[Opening Given entries section]

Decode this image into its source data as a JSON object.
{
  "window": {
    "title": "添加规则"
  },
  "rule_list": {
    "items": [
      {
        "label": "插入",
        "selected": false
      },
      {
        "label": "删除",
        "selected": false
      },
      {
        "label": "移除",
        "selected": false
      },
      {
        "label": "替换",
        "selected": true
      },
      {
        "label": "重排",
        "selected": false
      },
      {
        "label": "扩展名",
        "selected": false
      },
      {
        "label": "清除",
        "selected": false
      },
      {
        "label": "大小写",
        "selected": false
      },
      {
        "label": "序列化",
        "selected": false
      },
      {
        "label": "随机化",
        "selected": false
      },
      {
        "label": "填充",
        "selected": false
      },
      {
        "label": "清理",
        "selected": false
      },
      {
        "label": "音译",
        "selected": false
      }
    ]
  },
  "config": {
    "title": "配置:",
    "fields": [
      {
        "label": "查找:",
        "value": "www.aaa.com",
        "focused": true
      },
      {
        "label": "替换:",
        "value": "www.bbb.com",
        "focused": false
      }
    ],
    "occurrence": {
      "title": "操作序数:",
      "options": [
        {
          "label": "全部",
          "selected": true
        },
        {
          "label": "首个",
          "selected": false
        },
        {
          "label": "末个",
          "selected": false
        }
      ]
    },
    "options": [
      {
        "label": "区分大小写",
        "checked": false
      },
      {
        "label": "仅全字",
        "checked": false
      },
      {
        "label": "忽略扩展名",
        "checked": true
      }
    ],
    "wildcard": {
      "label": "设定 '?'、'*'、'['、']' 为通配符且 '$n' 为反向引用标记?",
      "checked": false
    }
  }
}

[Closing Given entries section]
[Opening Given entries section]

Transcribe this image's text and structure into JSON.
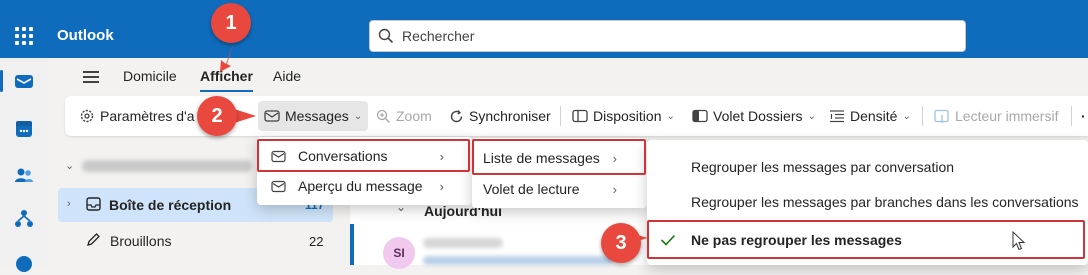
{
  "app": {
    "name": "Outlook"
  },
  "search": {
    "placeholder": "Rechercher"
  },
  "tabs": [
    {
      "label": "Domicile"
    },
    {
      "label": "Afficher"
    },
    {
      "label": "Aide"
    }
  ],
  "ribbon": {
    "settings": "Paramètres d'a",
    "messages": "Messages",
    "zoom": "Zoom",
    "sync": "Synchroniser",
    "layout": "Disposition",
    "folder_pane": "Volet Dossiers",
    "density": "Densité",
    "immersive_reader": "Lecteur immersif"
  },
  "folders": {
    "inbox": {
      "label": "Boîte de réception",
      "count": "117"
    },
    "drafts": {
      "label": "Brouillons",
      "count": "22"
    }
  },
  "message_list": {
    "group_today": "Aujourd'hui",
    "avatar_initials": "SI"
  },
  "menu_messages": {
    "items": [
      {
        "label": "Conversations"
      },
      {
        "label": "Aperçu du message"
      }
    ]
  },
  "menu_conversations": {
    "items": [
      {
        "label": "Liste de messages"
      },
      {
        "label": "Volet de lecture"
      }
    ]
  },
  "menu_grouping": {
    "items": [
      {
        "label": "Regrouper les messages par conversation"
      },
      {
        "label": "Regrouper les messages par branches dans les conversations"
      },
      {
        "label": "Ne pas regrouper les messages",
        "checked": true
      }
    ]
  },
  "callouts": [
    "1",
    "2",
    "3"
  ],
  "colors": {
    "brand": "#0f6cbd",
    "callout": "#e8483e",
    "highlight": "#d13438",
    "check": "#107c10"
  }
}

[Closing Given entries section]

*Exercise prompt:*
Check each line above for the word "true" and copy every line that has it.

*Task result:*
        "selected": true
        "focused": true
          "selected": true
        "checked": true
        "checked": true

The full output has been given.